Observers had earlier criticised the absence of independent monitoring for ensuring compliance with the pandemic accord
In the run-up to the draft negotiations on the pandemic treaty set to begin next month, the World Health Organization (WHO) released a set of 10 proposals January 5, 2023. These will be discussed in the global health body’s upcoming executive board meeting scheduled for January 30-February 7.
Salient features being addressed in these papers include the establishment of a Global Health Emergency Council, targeted amendments to the International Health Regulations (2005), enhancing coordination between finance and health decision-makers and strengthening WHO to function as the core of the HEPR (health emergency preparedness, response and resilience) framework.
Keen observers had earlier criticised the absence of independent monitoring for ensuring compliance with the pandemic accord.
Under the third proposal — Scale up Universal Health and Preparedness Reviews and strengthen independent monitoring — the WHO advocated for complimenting self-assessment and peer review with independent monitoring characterised by being evidence-based, transparent and expert-led.
It added that the independent monitoring of international instruments “should build on and strengthen existing monitoring mechanisms, such as the Global Preparedness Monitoring Board and the Independent Oversight and Advisory Committee for the WHO Health Emergencies Programme.”
Also read: 2022 too short, too far: How the pandemic progressed
Nina Schwalbe, a public health professor at Columbia University, swiftly called out that neither of these bodies are independent of the WHO in her Twitter analysis.
The proposed Global Health Emergency Council is unlikely to yield the required political leadership, Schwalbe further noted.
In a December 2022 Washington Post editorial co-authored by her, Schwalbe cited the example of how the Sudanese government handled its Ebola outbreak by downplaying it, an argument mirrored by the global health body as well.
“While the WHO has a vital role to play in supporting states on pandemic preparedness and response, it has often struggled to call out bad behaviour publicly as it seeks to maintain good relations with member states,” she said.
The committee, therefore, needs to report to a higher authority than the WHO, such as the United Nations (UN) General Assembly, a “Global Health Threats Board” or the UN secretary general,” she argued.
Also read: Lifecycle of COVID-19: Yet another omicron sub-variant has countries on high alert
Other proposals in the WHO document address the need to strengthen the health emergency workforce, standardising how to conduct strategic planning, financing, operations and monitoring of health emergency preparedness and response, encouraging a whole-of-society approach by collaborative surveillance, community protection and access to emergency coordination.
The document also detailed the need to fully finance the Pandemic Fund, established by the WHO along with the World Bank in September 2022.
In conclusion, the noted action required by the executive committee board listed how the Secretariat can best work with member states to advance the 10 proposals and identify gaps that require filling.
“WHO will continue to work with member states and partners to further develop these proposals for strengthening global HEPR through the relevant member state-led mechanisms and forums,” the document noted.
We are a voice to you; you have been a support to us. Together we build journalism that is independent, credible and fearless.

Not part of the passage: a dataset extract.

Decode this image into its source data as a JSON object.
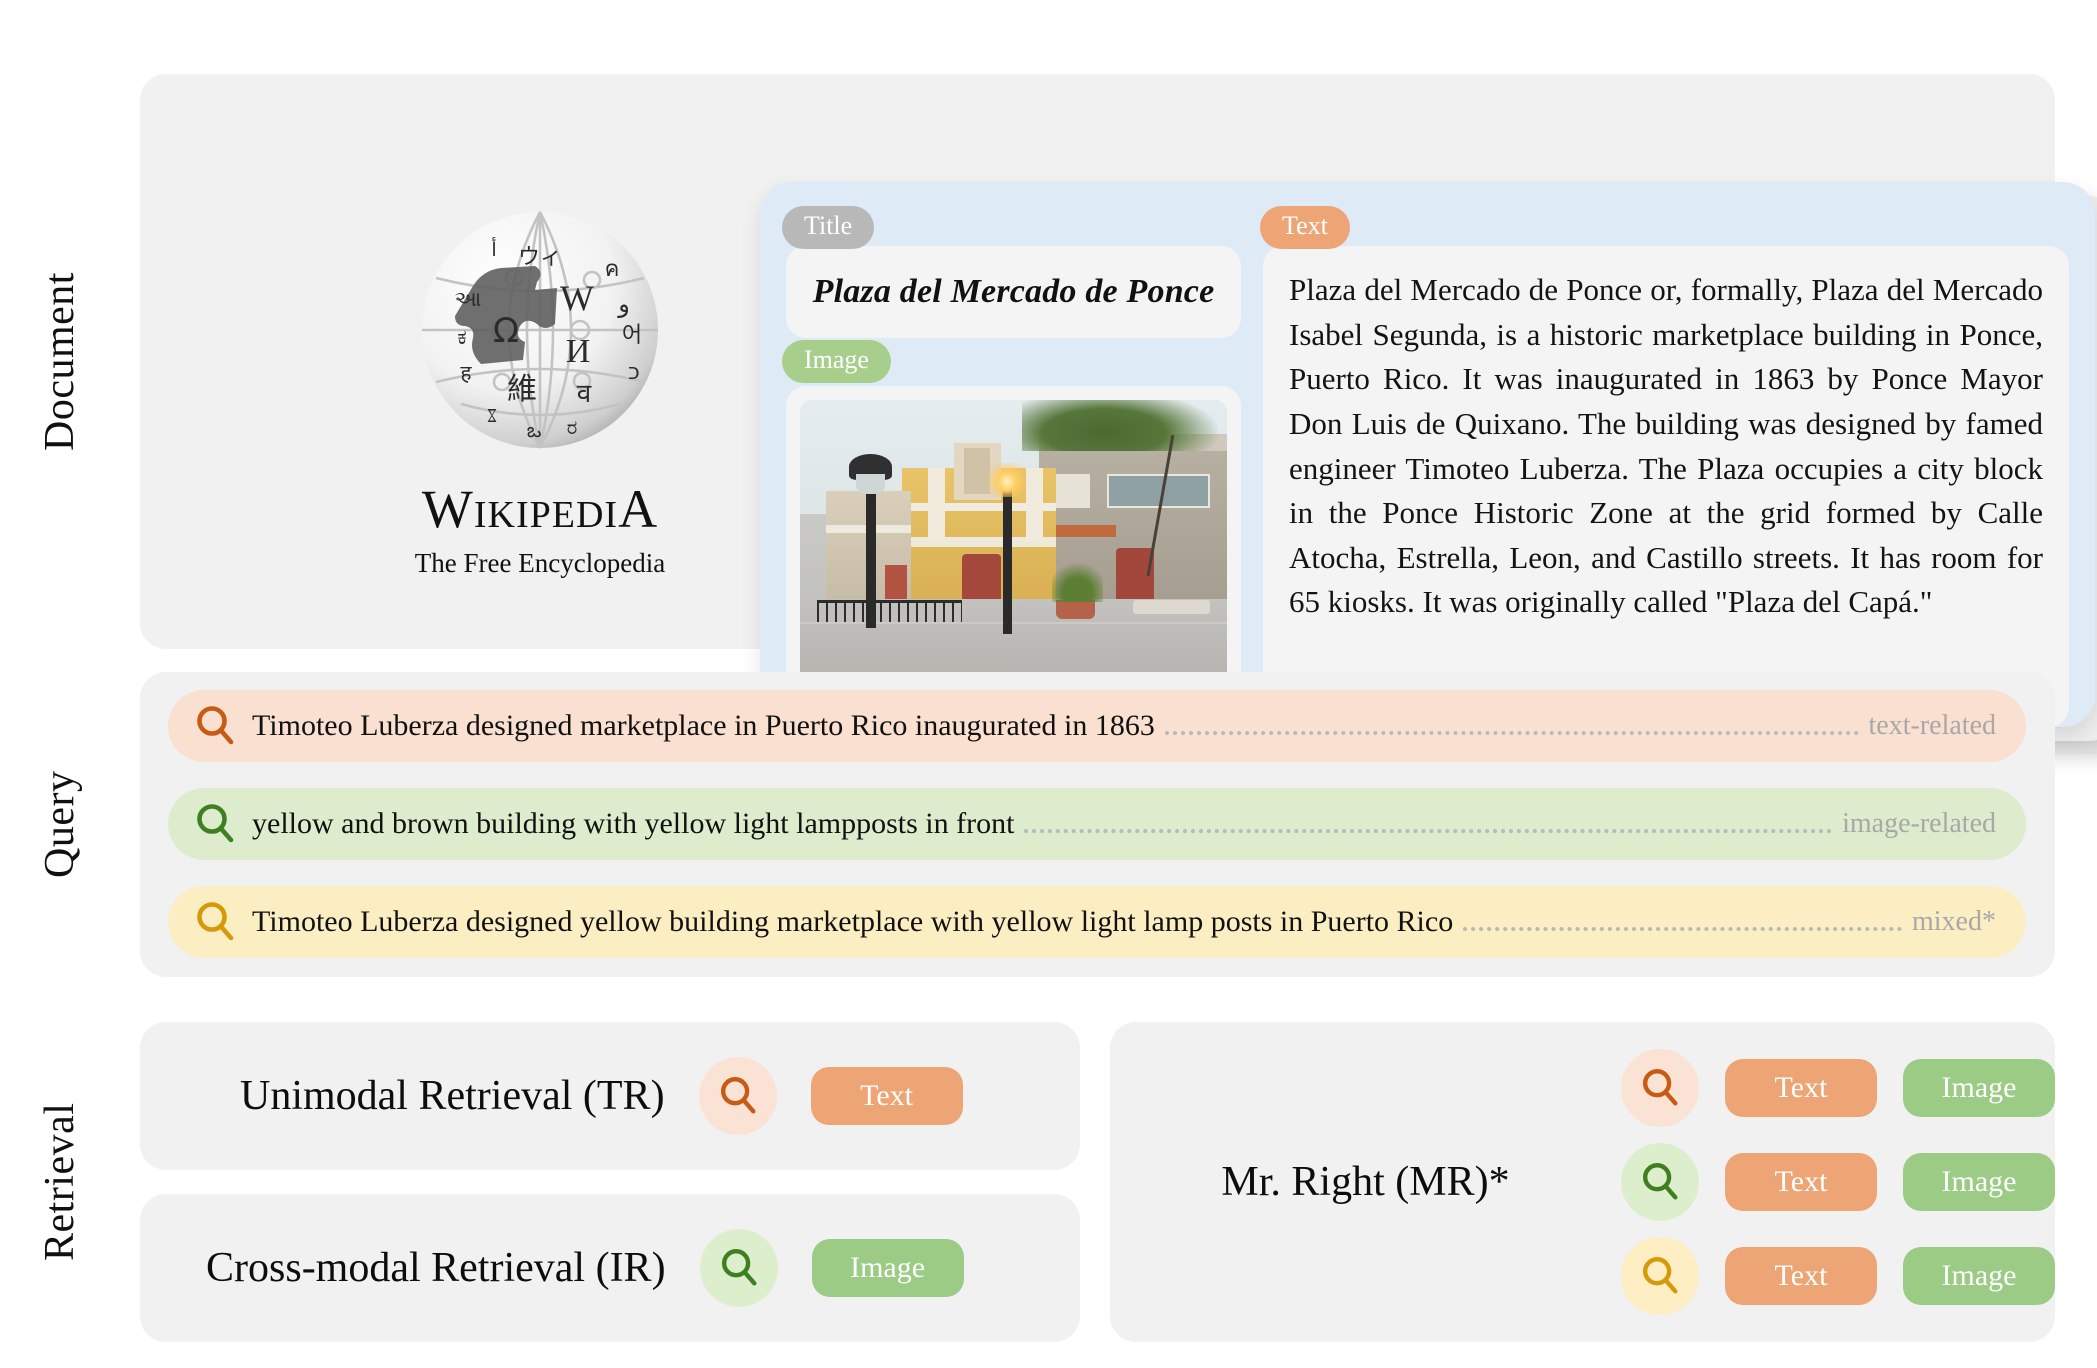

You can further help us by making a donation. This will mean a lot for our ability to bring you news, perspectives and analysis from the ground so that we can make change together.
Comments are moderated and will be published only after the site moderator’s approval. Please use a genuine email ID and provide your name. Selected comments may also be used in the ‘Letters’ section of the Down To Earth print edition.